WHAT TO PRODUCE
The answer must be one number: the count of lines in the data below that include "structure".
** INFORMATION PROVIDED follows **
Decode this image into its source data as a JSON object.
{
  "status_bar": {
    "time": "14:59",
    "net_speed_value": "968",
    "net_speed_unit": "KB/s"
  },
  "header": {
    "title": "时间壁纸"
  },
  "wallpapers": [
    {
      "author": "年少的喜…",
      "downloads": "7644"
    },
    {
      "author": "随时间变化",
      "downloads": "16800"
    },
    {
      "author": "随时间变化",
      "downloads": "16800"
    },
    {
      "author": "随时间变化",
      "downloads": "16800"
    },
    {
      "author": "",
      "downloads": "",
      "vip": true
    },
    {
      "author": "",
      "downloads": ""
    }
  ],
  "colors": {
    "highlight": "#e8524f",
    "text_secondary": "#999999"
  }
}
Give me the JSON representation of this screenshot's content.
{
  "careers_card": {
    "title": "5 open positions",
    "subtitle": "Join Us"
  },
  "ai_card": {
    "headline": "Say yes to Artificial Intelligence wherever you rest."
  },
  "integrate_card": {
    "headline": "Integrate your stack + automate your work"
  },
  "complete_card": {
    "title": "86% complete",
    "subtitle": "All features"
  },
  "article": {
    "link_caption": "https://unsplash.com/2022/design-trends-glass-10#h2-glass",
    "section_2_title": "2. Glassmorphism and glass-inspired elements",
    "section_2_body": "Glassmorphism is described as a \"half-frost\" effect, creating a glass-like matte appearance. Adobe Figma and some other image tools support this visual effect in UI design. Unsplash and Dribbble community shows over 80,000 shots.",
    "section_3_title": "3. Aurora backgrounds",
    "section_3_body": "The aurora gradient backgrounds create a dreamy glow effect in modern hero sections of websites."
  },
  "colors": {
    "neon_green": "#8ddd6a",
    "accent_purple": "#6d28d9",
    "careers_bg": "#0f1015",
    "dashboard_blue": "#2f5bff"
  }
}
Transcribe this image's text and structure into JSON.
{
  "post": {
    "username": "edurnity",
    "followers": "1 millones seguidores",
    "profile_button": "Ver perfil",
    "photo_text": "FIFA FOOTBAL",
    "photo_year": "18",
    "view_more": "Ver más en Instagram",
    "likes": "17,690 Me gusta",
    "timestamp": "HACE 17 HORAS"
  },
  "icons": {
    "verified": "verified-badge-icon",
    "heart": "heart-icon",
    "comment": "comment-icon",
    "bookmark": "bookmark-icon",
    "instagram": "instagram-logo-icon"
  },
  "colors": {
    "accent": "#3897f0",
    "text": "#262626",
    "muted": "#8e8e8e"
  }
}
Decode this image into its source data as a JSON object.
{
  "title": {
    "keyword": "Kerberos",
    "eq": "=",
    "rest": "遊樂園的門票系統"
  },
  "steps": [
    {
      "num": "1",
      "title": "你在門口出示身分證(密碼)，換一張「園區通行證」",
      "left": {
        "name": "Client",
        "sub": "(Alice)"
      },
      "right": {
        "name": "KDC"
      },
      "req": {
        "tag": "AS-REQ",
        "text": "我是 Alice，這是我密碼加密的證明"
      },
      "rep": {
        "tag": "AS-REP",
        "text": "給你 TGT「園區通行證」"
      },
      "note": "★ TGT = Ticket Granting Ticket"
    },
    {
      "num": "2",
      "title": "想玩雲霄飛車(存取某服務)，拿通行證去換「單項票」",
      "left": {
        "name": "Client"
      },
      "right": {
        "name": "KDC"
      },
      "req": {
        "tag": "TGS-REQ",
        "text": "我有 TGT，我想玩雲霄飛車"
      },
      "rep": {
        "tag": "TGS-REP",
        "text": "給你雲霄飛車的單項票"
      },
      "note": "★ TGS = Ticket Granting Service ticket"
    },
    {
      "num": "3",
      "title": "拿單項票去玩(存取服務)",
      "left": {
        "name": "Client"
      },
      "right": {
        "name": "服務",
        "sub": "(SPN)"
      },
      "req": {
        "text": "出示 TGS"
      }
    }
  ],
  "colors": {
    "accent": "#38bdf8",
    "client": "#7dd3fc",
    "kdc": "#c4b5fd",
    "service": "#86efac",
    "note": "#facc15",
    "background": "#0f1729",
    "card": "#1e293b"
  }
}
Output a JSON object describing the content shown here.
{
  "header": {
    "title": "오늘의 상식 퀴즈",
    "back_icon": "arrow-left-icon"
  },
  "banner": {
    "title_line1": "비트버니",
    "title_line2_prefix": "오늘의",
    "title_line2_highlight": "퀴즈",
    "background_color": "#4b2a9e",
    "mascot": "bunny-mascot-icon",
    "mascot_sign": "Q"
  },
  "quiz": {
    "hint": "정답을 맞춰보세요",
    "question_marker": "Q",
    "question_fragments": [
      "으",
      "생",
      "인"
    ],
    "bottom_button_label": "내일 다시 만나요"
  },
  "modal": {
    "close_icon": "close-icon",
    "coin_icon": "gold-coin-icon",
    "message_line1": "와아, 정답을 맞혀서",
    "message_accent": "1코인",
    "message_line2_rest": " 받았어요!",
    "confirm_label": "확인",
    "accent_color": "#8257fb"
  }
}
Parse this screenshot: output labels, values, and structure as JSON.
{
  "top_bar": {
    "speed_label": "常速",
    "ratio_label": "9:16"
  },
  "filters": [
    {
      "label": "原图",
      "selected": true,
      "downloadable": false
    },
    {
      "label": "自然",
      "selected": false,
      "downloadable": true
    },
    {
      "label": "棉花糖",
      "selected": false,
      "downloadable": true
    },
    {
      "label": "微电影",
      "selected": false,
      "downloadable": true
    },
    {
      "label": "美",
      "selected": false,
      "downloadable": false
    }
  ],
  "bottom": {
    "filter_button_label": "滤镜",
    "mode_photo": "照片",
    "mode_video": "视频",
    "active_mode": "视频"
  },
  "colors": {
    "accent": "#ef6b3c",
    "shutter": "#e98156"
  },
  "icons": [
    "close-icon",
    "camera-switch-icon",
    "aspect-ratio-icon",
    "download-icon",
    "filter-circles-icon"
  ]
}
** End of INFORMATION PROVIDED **
EXERCISE RESULT
2